Input records ::
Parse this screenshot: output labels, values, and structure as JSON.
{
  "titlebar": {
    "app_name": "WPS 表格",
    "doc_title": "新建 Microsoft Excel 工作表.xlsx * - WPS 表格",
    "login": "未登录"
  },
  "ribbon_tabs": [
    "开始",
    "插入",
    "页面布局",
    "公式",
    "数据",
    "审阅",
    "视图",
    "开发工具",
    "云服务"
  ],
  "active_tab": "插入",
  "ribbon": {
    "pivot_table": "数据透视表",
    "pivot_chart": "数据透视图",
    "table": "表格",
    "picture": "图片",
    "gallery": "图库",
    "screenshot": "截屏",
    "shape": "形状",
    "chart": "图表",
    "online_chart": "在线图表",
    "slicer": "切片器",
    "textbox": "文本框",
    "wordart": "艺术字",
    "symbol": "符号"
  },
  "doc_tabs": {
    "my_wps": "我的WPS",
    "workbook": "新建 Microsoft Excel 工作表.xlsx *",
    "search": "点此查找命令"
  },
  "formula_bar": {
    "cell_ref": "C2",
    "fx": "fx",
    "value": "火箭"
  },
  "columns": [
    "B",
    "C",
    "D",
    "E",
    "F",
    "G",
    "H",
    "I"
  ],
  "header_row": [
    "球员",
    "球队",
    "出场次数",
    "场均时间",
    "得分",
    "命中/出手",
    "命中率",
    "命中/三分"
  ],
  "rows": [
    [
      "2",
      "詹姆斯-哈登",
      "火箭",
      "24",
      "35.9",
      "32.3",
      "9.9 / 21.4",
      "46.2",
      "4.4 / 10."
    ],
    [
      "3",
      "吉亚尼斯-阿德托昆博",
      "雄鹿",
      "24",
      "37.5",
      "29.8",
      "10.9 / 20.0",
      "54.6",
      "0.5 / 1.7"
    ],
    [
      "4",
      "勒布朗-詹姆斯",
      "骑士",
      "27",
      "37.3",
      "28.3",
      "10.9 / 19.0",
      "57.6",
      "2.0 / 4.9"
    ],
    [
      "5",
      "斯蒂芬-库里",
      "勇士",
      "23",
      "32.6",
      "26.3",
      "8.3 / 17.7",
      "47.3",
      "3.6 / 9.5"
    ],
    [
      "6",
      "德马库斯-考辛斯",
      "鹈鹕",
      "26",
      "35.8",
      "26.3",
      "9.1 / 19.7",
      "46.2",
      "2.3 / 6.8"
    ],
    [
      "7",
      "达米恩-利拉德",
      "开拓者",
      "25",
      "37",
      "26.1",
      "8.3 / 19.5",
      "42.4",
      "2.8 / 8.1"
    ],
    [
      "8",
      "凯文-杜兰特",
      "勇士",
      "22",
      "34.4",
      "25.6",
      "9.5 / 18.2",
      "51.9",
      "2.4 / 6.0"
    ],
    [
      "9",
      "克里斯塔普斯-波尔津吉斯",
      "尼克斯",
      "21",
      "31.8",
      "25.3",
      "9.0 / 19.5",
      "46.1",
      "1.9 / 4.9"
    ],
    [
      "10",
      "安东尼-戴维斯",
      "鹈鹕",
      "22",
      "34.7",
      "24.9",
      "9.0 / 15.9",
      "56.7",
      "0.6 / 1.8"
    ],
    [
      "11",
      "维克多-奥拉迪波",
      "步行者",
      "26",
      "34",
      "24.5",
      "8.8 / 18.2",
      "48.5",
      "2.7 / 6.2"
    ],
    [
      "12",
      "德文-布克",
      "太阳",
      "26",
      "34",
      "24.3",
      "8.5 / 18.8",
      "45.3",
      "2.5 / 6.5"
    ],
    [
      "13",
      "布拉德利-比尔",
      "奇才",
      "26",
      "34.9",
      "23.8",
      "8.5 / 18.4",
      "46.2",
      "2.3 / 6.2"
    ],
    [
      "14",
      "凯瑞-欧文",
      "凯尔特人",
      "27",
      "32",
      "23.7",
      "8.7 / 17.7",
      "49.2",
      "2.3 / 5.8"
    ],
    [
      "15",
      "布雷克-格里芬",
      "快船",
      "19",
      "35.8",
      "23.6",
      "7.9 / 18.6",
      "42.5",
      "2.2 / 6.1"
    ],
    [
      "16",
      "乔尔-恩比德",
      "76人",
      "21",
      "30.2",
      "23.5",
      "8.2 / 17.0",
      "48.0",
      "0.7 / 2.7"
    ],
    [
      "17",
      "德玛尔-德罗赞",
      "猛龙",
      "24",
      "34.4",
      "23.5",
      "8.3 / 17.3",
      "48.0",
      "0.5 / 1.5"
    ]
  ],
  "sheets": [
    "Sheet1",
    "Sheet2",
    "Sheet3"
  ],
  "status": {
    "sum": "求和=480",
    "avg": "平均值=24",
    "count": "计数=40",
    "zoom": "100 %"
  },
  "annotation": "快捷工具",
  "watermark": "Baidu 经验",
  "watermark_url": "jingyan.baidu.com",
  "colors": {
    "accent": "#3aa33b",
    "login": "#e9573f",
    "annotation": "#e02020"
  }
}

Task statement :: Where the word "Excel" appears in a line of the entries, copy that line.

Solution for this exercise ::
    "doc_title": "新建 Microsoft Excel 工作表.xlsx * - WPS 表格",
    "workbook": "新建 Microsoft Excel 工作表.xlsx *",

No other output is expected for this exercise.